▸ Data about app and page elements:
Content starts

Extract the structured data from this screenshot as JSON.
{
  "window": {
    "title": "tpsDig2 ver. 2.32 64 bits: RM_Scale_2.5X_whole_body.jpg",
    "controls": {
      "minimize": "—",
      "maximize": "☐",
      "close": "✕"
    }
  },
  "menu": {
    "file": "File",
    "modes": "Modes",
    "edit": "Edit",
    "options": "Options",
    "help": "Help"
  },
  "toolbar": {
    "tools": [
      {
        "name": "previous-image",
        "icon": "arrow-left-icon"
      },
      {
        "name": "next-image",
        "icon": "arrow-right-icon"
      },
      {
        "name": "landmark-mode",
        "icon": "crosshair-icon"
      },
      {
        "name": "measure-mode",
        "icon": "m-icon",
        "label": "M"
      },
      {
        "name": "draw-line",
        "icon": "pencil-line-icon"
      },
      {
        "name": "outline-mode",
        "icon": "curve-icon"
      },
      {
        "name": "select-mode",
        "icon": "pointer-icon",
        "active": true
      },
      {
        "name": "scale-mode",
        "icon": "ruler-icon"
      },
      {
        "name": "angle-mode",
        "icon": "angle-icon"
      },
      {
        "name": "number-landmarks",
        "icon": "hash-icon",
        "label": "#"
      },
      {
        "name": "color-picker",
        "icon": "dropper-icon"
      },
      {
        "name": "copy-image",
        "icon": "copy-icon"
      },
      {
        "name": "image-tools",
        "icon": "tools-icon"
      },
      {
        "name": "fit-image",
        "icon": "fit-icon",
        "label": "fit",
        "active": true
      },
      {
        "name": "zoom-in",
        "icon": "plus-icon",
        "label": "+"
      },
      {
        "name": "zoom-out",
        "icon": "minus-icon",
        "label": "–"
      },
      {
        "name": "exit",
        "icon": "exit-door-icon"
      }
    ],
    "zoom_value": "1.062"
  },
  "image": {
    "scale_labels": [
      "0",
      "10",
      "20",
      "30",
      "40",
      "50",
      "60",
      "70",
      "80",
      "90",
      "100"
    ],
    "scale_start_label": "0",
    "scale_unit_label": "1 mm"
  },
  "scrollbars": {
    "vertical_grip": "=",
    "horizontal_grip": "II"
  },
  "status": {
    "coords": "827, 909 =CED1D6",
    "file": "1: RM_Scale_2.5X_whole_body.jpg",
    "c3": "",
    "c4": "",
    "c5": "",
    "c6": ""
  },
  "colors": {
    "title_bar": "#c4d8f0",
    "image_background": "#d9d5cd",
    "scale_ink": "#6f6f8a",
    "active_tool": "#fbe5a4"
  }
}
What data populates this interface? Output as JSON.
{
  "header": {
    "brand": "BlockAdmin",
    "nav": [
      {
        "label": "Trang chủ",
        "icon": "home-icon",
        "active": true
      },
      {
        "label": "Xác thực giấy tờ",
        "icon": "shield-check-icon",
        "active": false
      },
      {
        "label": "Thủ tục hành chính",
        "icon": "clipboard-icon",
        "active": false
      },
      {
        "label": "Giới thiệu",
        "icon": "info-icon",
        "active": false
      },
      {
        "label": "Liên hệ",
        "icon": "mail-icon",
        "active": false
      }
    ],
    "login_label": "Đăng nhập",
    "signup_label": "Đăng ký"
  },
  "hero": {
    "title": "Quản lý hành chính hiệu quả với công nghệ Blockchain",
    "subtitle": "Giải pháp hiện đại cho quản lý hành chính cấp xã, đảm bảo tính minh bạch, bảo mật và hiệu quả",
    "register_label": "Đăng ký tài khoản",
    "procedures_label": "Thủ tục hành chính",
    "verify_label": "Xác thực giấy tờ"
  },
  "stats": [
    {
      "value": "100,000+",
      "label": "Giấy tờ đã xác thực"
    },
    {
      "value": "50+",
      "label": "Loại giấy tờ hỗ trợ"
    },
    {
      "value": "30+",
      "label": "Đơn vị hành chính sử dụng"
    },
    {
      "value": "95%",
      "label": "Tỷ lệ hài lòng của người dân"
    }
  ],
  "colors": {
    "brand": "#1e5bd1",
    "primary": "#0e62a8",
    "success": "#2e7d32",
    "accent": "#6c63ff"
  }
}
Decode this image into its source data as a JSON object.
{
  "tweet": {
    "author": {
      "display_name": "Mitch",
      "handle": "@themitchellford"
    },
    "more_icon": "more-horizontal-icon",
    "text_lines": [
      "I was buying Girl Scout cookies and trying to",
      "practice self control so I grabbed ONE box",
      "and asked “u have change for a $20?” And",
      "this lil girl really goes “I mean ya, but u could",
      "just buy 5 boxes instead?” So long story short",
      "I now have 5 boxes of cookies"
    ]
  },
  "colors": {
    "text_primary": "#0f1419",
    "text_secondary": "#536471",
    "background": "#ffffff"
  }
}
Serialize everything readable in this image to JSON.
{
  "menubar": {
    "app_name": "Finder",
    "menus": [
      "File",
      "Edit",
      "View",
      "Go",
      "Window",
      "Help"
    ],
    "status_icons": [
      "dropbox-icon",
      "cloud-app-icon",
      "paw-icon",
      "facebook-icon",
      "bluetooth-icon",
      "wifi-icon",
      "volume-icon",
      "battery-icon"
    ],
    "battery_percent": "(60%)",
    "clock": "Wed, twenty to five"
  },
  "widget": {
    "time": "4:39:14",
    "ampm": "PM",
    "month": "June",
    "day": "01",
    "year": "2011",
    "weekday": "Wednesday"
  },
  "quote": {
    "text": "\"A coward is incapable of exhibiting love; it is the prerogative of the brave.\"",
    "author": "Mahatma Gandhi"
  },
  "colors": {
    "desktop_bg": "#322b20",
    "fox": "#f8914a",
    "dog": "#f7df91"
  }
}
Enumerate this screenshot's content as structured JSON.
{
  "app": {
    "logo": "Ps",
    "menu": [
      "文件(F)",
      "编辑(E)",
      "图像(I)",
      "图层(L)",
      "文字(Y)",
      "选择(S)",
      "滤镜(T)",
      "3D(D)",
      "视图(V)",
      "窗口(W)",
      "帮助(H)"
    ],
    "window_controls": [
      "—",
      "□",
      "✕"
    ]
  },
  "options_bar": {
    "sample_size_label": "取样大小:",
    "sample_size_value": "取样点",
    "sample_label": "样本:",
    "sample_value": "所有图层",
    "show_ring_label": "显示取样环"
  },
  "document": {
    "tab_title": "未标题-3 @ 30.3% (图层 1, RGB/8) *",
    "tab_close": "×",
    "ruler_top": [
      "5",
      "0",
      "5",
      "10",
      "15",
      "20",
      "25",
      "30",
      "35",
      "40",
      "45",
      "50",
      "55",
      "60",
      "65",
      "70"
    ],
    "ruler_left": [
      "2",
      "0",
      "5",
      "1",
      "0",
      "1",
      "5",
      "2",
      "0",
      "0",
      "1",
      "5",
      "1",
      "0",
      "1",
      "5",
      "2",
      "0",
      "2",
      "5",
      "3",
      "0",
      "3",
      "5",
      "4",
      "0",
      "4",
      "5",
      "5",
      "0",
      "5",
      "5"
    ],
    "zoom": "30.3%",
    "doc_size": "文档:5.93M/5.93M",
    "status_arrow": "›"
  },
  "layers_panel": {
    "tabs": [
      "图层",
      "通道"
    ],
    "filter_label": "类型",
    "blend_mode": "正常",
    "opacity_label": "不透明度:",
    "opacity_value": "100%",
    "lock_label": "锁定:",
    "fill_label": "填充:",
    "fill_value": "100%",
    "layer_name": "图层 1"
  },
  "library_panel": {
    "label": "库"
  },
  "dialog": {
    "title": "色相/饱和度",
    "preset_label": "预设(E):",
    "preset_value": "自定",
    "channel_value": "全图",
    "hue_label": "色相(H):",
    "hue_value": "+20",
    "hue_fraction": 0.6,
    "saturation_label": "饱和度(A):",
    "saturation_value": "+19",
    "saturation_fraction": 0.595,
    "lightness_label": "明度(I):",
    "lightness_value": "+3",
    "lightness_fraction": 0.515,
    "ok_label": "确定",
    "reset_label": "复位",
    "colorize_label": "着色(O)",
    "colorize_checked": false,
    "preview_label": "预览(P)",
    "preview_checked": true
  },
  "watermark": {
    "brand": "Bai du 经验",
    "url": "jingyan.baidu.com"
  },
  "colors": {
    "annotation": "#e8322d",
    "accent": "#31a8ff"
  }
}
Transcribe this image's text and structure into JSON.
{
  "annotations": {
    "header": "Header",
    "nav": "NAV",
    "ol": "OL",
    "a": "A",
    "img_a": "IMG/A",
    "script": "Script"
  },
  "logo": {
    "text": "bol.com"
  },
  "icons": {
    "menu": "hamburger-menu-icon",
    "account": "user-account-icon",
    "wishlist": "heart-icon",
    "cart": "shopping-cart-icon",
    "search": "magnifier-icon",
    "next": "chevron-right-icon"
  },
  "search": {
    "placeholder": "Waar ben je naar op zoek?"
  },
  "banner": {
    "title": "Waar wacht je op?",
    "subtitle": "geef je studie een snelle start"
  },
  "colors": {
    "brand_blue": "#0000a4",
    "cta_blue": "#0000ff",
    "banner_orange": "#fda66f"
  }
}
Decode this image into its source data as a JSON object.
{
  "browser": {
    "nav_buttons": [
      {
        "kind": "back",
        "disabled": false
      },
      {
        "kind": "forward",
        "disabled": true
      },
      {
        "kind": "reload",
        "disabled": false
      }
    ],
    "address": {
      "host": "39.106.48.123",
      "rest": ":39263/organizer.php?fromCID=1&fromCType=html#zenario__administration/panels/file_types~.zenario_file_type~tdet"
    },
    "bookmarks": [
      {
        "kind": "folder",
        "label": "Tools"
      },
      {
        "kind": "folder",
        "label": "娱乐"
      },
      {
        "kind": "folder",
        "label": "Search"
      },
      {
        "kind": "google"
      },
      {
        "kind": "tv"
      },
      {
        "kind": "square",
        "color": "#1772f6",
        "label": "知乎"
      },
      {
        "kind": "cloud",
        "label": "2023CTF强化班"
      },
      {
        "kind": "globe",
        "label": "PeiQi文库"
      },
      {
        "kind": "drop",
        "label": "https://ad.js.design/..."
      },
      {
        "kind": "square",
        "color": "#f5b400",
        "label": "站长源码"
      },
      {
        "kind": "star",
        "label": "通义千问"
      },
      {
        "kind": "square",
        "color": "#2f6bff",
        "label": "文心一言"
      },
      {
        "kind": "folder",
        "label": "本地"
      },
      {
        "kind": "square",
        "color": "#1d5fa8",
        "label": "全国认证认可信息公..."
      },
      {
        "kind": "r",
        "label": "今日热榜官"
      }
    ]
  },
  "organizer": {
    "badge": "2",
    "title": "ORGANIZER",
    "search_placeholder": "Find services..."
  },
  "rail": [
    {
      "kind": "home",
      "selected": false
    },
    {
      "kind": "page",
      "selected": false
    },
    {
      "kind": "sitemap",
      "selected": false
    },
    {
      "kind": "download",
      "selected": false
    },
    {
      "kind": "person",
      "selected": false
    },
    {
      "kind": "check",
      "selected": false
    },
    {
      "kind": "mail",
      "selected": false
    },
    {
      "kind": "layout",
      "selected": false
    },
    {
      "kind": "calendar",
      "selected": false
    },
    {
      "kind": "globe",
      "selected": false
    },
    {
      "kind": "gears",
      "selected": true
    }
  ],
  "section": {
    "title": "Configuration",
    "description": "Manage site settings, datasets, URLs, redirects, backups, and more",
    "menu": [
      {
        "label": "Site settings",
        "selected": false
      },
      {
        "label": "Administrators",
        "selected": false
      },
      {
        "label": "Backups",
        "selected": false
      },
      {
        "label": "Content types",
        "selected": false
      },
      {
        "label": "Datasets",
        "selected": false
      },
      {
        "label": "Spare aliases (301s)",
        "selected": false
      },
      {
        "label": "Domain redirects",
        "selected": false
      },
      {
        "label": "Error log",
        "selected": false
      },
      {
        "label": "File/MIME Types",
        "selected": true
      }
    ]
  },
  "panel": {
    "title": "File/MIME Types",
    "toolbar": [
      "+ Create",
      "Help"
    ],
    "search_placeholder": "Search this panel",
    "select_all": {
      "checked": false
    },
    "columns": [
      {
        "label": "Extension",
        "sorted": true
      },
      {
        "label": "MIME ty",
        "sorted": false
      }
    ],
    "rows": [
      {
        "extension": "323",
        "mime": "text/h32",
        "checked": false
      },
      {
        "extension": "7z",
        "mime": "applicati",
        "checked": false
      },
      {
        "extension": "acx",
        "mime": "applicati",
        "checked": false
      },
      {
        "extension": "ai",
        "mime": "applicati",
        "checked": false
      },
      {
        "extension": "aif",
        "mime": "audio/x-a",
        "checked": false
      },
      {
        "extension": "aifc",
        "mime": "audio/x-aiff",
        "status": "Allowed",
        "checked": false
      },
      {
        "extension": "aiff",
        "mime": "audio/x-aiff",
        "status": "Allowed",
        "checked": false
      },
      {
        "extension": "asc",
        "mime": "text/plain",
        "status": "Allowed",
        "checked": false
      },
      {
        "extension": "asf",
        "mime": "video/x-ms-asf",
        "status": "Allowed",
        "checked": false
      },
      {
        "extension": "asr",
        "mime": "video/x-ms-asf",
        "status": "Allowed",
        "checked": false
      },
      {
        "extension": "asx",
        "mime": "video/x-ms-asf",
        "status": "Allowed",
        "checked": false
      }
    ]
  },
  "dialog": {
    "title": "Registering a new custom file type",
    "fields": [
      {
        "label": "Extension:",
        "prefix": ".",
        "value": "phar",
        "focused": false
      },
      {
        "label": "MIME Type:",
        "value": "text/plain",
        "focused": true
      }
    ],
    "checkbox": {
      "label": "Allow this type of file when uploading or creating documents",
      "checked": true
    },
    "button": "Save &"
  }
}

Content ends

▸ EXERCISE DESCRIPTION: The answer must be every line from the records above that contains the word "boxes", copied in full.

▸ EXERCISE RESULT:
      "just buy 5 boxes instead?” So long story short",
      "I now have 5 boxes of cookies"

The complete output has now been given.